+++ DATA RECORDS +++

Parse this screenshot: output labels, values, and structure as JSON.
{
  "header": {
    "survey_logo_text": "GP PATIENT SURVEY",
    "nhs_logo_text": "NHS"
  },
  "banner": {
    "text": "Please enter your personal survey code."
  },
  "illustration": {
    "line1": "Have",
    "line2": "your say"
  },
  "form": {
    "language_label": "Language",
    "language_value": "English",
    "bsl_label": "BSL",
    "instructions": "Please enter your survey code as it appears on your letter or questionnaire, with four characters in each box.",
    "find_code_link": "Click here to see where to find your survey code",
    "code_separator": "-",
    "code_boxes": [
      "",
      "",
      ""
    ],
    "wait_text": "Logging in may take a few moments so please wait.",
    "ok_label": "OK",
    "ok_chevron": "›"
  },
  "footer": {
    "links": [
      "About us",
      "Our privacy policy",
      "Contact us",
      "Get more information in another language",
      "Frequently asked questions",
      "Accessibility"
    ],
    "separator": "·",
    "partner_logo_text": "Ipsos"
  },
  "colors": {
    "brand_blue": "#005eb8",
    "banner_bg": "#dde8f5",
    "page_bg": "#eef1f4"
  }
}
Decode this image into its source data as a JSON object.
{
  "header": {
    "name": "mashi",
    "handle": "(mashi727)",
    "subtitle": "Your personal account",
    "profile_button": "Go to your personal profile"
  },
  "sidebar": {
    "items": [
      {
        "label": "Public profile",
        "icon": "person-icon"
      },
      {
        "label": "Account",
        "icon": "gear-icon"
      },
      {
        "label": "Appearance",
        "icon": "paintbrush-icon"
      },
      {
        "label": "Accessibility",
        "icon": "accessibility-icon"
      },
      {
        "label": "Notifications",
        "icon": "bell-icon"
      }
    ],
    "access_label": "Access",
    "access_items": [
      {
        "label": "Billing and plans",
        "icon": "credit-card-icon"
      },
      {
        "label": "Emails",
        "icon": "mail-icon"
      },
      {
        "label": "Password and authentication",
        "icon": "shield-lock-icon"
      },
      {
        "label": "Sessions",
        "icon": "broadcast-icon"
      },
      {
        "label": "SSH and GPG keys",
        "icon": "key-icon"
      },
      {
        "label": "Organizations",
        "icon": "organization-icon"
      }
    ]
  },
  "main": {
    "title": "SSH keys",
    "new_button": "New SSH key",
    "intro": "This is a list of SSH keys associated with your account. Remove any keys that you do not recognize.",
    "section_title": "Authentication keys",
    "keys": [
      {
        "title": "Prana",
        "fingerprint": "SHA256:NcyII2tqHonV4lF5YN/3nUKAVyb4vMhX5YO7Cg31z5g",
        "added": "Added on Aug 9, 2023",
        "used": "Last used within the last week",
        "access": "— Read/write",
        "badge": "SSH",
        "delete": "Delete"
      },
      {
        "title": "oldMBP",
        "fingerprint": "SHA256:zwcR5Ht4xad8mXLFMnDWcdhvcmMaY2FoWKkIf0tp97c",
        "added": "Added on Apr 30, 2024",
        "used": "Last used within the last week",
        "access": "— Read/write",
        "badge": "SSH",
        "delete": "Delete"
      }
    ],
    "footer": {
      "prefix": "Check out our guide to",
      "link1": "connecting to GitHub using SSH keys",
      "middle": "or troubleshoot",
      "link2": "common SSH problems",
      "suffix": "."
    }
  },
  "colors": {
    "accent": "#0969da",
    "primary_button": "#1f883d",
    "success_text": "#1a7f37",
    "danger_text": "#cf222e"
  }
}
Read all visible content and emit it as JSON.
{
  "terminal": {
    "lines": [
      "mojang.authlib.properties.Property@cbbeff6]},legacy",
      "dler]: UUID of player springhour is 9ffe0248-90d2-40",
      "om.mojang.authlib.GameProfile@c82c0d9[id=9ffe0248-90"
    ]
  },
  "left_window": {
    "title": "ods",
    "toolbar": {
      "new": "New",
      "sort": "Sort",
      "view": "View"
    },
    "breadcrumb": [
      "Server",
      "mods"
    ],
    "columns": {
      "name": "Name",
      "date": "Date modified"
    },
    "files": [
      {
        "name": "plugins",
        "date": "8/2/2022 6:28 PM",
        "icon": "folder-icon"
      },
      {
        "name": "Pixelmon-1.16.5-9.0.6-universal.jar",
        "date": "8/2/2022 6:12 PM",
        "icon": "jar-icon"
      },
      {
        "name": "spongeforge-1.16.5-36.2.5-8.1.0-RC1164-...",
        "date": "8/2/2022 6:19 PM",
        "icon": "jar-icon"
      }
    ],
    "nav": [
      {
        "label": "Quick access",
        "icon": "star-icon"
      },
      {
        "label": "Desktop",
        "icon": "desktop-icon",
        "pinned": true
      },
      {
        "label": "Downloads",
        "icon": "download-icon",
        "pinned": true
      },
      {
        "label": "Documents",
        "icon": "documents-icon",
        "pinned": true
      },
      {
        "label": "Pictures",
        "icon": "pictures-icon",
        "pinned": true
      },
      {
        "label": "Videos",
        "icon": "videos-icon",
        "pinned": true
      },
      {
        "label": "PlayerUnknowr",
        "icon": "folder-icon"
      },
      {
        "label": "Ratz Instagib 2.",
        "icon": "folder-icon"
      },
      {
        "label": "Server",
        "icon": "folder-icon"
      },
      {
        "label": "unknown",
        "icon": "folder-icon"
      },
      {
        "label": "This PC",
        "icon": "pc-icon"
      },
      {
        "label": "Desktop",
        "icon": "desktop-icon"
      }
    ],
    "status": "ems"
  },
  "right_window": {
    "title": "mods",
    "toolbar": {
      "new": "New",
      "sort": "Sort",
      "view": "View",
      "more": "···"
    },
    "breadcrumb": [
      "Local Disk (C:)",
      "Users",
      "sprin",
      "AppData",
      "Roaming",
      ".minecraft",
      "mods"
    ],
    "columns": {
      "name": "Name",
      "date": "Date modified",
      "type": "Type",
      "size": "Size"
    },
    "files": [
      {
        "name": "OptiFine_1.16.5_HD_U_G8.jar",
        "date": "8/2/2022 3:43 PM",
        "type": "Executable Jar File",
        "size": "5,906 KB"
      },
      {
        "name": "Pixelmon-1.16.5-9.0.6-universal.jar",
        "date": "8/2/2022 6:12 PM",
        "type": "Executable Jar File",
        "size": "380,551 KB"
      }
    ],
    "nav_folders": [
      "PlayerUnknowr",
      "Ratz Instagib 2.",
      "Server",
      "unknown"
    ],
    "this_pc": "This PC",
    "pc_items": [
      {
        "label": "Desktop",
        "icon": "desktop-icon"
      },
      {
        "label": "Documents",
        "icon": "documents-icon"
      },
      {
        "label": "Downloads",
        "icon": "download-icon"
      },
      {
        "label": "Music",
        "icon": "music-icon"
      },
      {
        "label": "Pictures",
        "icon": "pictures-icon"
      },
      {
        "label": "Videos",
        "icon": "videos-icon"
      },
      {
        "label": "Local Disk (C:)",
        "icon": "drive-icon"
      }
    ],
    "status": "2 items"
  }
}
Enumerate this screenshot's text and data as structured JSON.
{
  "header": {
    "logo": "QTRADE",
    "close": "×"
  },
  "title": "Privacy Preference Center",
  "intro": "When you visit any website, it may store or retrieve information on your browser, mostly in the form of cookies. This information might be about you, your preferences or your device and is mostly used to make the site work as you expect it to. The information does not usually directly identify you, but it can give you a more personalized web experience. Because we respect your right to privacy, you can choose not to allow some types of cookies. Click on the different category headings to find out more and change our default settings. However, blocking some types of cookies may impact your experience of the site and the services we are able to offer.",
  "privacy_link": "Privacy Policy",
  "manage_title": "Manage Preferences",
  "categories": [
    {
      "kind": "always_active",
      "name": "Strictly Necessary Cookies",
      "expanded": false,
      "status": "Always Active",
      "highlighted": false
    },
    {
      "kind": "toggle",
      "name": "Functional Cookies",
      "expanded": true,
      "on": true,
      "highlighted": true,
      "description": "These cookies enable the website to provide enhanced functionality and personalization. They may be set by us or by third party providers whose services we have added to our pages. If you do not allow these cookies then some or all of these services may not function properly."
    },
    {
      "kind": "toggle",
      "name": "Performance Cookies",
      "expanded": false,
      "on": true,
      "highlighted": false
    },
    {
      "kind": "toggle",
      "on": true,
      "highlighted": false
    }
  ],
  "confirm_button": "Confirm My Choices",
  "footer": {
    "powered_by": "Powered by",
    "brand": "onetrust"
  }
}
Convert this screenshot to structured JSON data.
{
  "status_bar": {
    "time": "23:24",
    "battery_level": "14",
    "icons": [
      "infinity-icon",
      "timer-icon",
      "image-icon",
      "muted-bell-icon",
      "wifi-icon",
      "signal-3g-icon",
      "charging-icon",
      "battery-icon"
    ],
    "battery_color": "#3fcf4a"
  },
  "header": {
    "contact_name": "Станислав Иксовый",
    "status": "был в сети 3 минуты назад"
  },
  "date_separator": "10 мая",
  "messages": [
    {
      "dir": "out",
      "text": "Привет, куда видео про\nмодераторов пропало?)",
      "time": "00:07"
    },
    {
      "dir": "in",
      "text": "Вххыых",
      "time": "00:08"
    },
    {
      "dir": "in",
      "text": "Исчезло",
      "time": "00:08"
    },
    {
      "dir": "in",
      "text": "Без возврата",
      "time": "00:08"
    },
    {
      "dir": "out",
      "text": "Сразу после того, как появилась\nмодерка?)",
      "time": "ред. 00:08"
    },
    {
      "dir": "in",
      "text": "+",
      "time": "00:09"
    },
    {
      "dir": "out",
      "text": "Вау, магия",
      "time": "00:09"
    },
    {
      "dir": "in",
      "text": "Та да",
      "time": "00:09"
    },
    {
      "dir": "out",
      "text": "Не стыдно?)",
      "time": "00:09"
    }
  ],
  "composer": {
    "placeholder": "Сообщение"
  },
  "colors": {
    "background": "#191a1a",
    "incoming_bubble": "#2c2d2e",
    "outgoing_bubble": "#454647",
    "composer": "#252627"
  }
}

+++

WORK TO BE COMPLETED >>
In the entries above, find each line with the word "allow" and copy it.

RESULT FOR THIS TASK >>
  "intro": "When you visit any website, it may store or retrieve information on your browser, mostly in the form of cookies. This information might be about you, your preferences or your device and is mostly used to make the site work as you expect it to. The information does not usually directly identify you, but it can give you a more personalized web experience. Because we respect your right to privacy, you can choose not to allow some types of cookies. Click on the different category headings to find out more and change our default settings. However, blocking some types of cookies may impact your experience of the site and the services we are able to offer.",
      "description": "These cookies enable the website to provide enhanced functionality and personalization. They may be set by us or by third party providers whose services we have added to our pages. If you do not allow these cookies then some or all of these services may not function properly."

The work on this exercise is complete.